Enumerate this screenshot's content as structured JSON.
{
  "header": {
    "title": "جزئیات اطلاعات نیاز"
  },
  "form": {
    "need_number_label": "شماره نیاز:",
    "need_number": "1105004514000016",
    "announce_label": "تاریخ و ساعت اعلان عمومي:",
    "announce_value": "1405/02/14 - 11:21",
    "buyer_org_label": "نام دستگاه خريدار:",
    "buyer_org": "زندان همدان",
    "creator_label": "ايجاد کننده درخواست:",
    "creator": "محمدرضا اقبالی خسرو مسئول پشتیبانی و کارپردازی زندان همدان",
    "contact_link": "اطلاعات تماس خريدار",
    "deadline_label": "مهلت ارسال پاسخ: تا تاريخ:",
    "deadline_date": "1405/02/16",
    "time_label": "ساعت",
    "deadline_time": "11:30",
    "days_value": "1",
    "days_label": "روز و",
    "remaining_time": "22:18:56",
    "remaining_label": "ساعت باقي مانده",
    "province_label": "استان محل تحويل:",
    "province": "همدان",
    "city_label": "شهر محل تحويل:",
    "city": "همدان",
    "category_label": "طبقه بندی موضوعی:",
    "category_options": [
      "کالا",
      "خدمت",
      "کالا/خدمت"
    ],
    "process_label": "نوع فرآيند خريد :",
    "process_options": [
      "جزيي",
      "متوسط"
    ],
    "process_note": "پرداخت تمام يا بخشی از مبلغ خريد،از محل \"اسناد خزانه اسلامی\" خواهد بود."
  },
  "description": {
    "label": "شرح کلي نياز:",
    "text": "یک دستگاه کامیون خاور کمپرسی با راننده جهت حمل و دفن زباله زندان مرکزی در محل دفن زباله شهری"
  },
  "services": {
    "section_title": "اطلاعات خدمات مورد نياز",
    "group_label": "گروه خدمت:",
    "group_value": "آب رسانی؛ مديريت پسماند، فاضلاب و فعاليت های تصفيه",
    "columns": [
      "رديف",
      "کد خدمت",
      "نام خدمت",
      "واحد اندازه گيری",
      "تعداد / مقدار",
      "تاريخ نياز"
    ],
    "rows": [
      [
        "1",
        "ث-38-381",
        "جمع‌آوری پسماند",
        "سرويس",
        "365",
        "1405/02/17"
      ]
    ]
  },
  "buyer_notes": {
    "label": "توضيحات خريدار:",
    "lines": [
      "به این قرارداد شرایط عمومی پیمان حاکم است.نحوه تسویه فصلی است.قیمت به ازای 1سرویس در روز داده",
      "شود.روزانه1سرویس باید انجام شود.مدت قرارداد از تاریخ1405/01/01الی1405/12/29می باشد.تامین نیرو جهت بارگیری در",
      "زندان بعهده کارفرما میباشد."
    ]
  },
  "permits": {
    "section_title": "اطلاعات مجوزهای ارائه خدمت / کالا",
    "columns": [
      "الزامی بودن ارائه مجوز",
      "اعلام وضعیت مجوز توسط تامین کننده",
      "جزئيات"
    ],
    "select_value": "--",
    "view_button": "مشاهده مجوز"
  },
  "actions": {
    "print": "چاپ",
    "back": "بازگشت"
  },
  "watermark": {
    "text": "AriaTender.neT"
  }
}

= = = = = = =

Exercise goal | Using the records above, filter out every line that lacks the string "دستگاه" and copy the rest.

Solution for this problem |
    "buyer_org_label": "نام دستگاه خريدار:",
    "text": "یک دستگاه کامیون خاور کمپرسی با راننده جهت حمل و دفن زباله زندان مرکزی در محل دفن زباله شهری"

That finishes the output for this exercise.